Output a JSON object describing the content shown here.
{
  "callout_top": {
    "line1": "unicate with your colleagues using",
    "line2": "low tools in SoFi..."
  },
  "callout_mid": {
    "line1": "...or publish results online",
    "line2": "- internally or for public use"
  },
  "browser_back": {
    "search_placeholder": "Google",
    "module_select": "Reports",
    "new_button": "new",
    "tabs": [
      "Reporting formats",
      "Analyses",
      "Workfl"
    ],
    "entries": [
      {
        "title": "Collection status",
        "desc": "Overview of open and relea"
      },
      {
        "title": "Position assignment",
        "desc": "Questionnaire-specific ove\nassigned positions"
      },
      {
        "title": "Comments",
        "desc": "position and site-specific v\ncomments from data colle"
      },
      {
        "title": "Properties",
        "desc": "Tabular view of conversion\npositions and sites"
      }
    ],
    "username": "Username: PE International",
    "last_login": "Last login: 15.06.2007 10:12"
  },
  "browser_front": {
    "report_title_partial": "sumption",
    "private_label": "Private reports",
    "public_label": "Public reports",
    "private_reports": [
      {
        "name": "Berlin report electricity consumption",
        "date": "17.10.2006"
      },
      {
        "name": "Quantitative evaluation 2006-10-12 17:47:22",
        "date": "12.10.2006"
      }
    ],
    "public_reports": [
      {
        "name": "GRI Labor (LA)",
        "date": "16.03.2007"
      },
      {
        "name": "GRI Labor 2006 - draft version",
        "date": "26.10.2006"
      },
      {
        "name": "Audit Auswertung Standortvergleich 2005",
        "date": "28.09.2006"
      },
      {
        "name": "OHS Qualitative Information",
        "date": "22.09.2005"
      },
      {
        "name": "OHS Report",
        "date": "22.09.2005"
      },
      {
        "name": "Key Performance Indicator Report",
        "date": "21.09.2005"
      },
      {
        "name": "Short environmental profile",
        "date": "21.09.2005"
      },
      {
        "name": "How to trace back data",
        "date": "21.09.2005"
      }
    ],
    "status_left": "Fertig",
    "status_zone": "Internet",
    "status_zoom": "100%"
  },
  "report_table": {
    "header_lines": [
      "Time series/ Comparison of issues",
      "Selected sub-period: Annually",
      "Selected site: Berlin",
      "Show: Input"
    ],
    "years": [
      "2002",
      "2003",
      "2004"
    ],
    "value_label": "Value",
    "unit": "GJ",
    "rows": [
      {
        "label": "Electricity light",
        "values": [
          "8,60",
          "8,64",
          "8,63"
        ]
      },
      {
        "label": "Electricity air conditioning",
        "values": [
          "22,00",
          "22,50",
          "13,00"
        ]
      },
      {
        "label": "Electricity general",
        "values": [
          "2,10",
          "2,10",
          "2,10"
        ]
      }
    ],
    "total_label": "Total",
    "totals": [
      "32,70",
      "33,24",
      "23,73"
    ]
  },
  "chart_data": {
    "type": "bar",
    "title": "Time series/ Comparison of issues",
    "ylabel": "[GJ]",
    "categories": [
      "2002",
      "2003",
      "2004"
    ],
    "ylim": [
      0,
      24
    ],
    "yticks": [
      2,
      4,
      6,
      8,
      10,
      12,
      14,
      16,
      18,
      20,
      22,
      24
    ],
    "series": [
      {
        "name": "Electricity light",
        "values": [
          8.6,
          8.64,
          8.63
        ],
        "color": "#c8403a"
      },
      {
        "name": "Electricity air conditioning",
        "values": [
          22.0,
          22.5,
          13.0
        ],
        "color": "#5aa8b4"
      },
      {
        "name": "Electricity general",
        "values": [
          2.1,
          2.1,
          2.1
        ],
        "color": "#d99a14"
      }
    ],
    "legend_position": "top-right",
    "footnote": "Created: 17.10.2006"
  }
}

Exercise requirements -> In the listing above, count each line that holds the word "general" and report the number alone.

Response area -> 2